ACTION ITEM: From the entries that follow, copy exactly the lines beginning at the line holding "Give me the" and continuing through the line holding "Convert this screenshot".

SOURCE MATERIAL:
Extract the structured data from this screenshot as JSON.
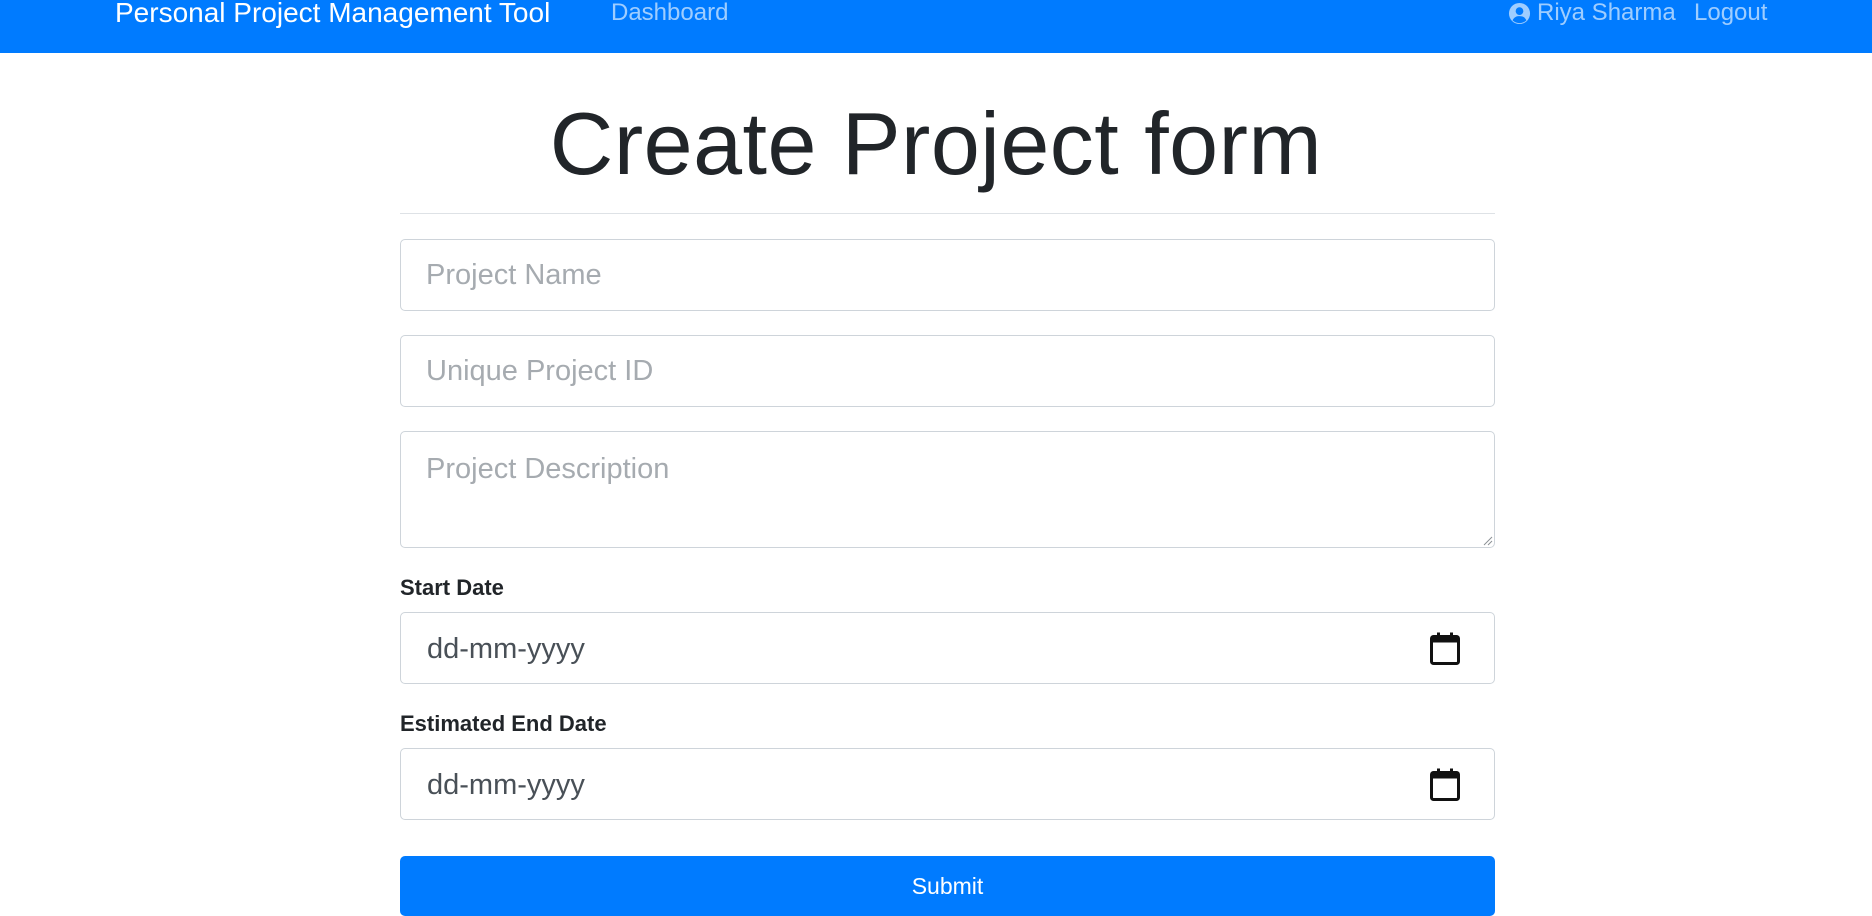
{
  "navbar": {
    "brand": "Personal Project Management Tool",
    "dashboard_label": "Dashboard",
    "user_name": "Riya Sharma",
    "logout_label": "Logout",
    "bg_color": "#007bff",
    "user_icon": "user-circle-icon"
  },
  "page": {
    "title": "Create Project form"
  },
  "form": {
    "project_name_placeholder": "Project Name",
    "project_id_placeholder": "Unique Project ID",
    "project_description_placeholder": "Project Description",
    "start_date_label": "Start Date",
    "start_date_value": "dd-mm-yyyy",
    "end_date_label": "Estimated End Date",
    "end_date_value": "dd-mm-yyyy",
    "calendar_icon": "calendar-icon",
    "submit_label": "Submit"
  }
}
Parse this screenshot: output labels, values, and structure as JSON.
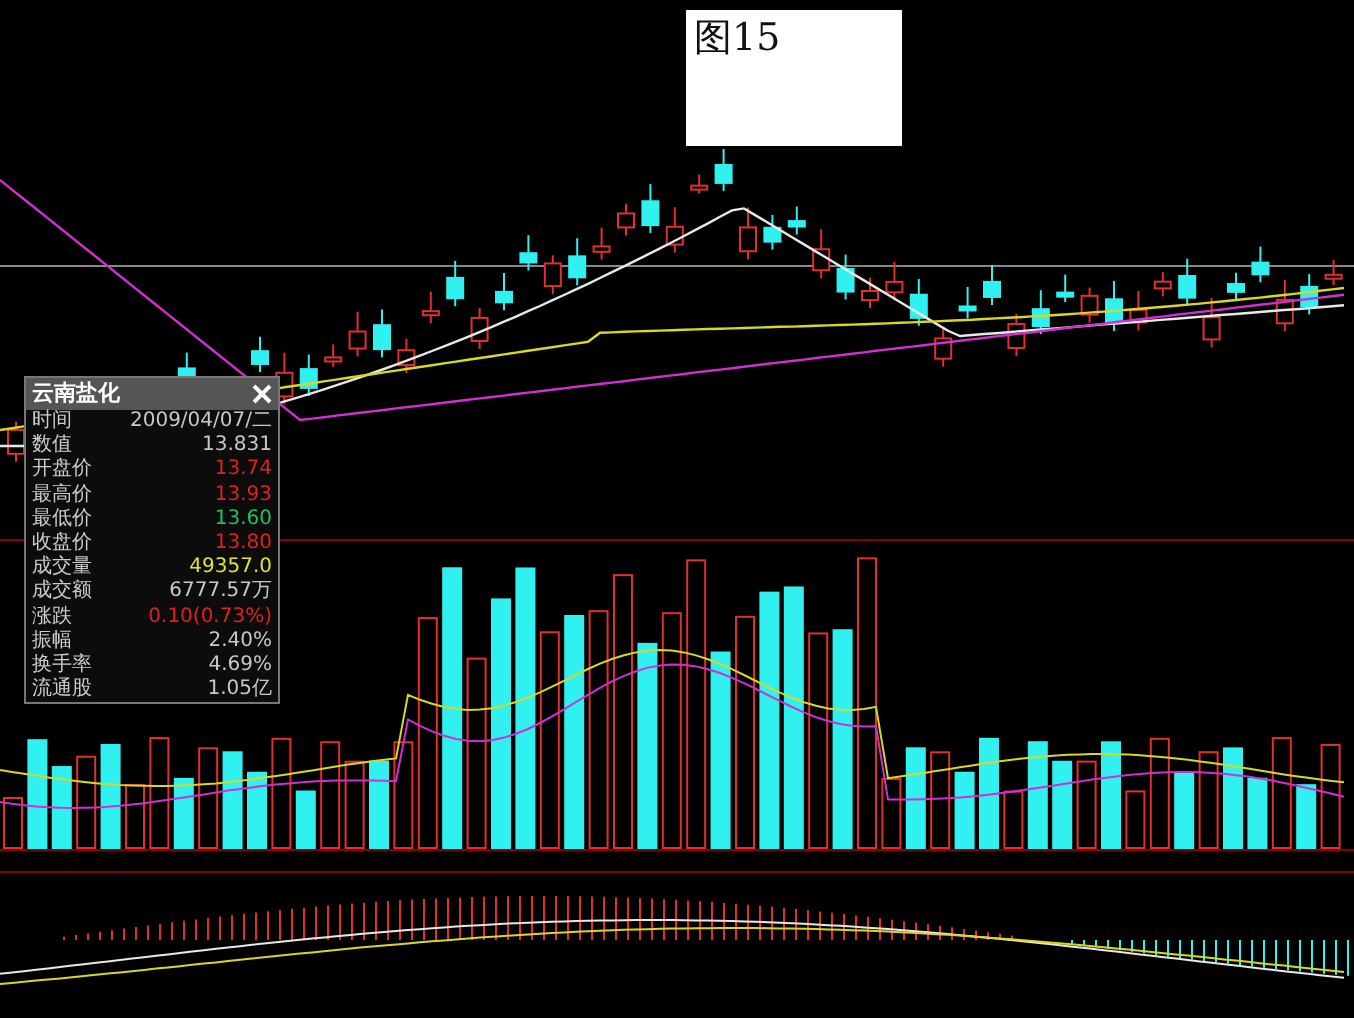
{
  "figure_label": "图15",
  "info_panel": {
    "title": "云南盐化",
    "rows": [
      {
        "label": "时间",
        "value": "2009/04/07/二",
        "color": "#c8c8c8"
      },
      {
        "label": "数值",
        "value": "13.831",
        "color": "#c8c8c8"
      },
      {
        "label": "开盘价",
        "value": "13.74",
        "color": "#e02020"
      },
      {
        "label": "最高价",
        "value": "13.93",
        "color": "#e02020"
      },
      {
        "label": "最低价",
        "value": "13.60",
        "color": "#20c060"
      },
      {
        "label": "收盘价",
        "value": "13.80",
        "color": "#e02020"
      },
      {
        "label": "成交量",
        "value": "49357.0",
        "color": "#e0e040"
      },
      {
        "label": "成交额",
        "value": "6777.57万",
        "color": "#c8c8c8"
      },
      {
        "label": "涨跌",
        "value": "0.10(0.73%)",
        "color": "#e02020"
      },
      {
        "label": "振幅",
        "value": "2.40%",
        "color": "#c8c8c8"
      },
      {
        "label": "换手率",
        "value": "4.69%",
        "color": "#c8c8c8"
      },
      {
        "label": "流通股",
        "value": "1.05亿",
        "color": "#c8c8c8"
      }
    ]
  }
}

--

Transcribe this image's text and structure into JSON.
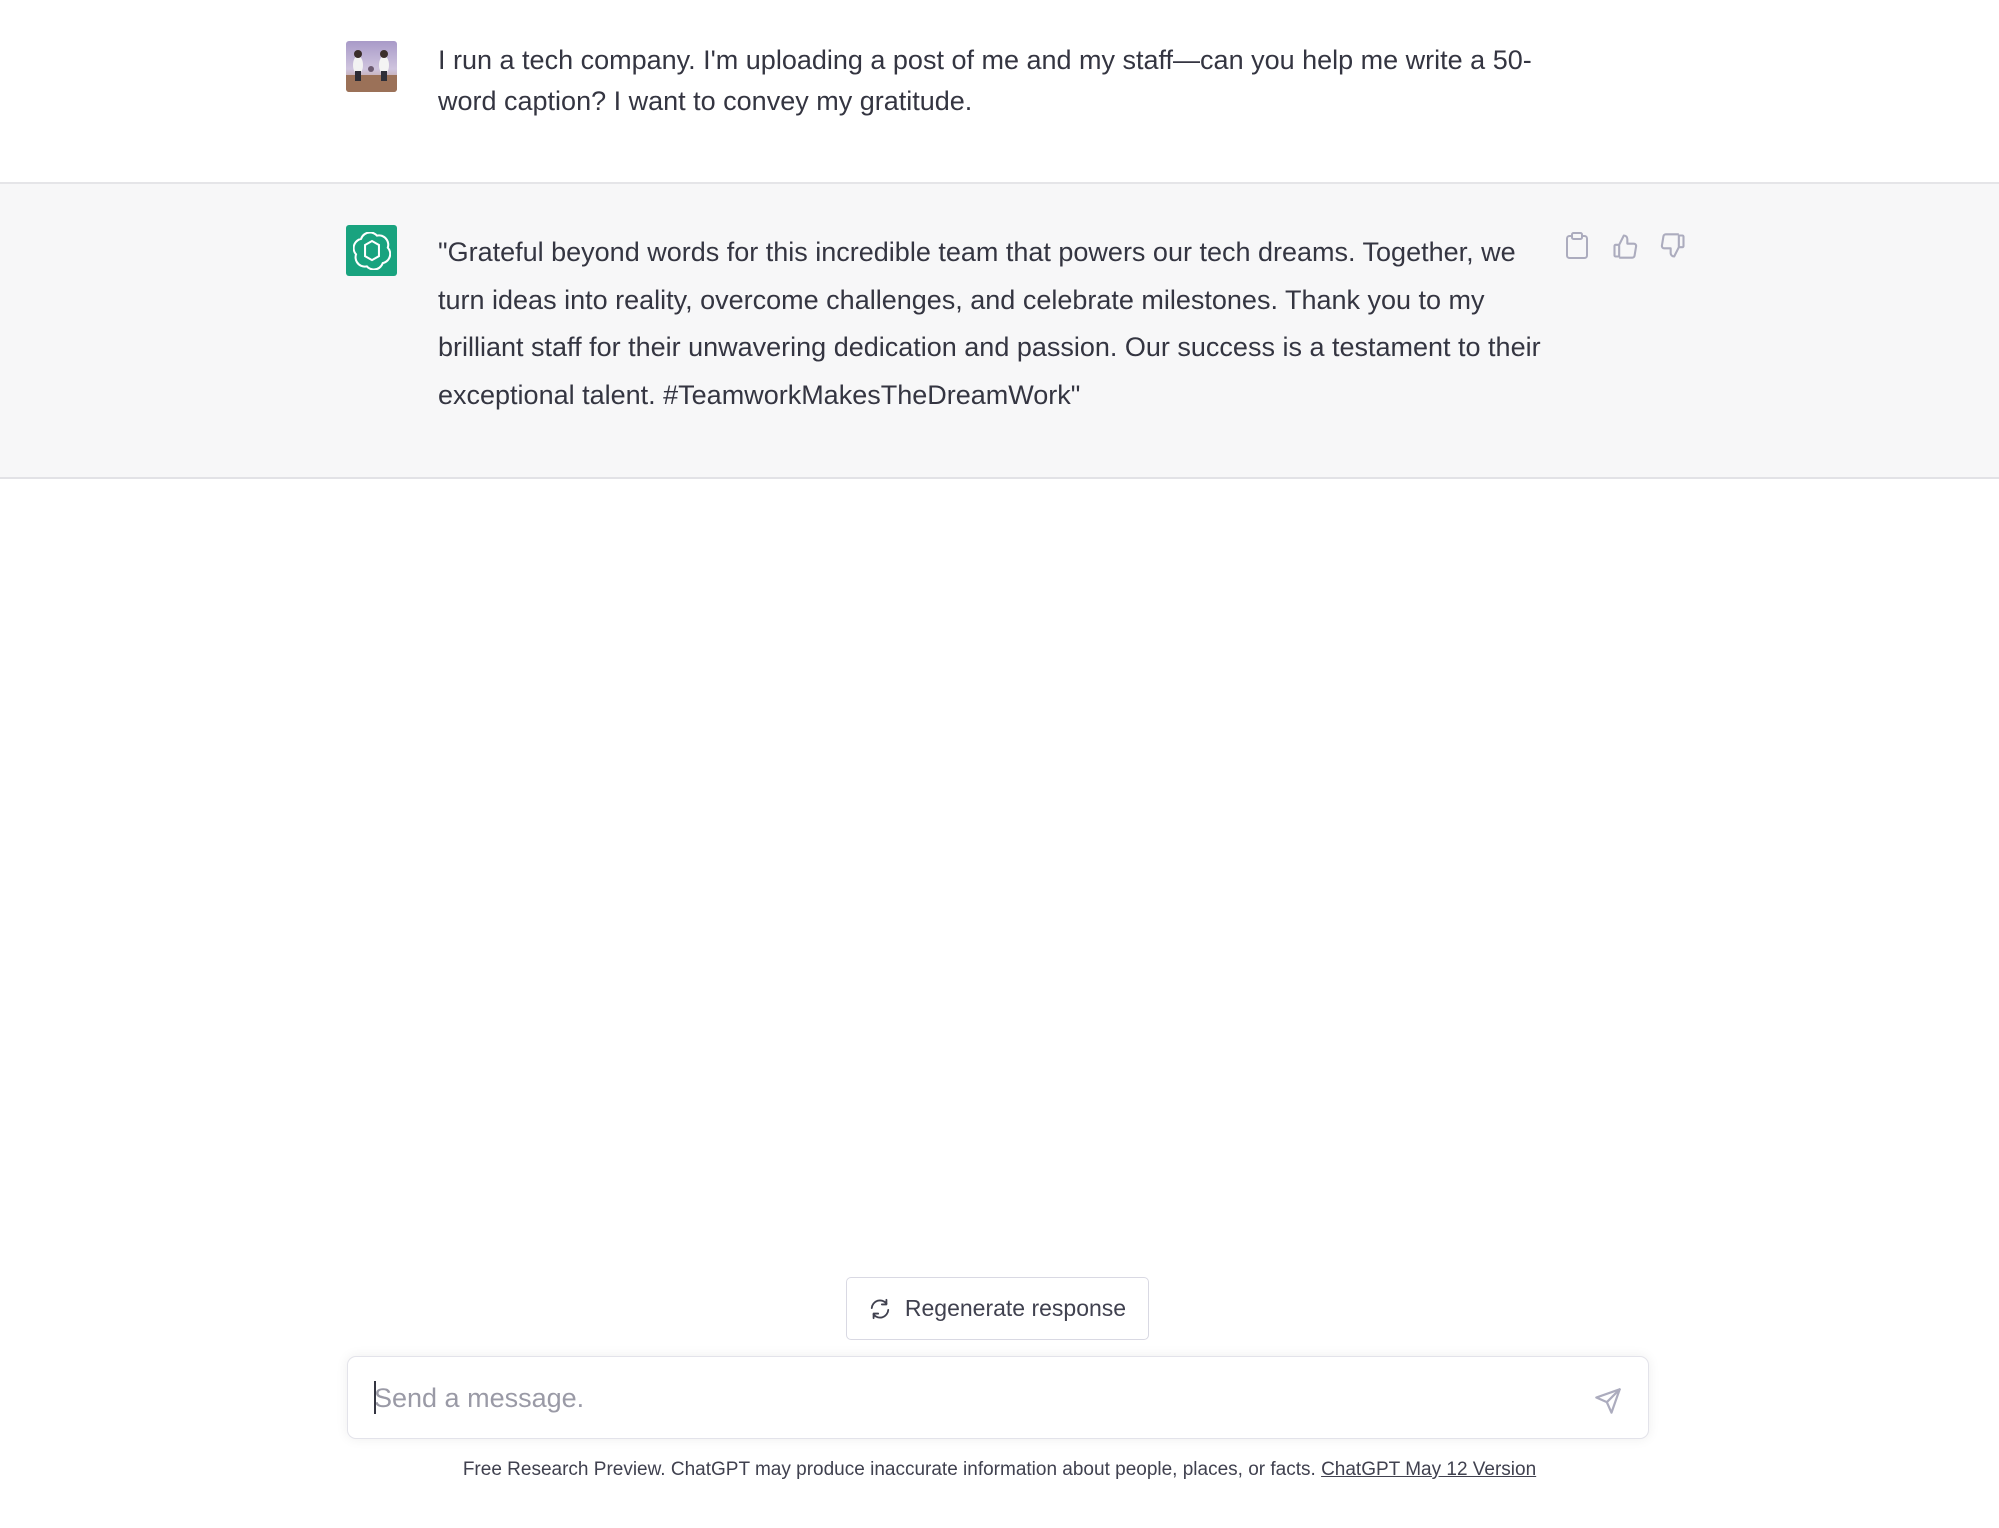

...

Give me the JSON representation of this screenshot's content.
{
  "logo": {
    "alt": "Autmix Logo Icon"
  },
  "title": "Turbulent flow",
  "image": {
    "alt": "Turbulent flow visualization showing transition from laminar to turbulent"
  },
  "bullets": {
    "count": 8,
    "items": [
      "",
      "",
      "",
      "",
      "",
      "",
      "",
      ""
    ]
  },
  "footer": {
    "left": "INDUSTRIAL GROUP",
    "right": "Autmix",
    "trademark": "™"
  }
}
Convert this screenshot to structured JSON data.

SOLVED EXERCISE:
Give me the JSON representation of this screenshot's content.
{
  "logo": {
    "alt": "Autmix Logo Icon"
  },
  "title": "Turbulent flow",
  "image": {
    "alt": "Turbulent flow visualization showing transition from laminar to turbulent"
  },
  "bullets": {
    "count": 8,
    "items": [
      "",
      "",
      "",
      "",
      "",
      "",
      "",
      ""
    ]
  },
  "footer": {
    "left": "INDUSTRIAL GROUP",
    "right": "Autmix",
    "trademark": "™"
  }
}
Convert this screenshot to structured JSON data.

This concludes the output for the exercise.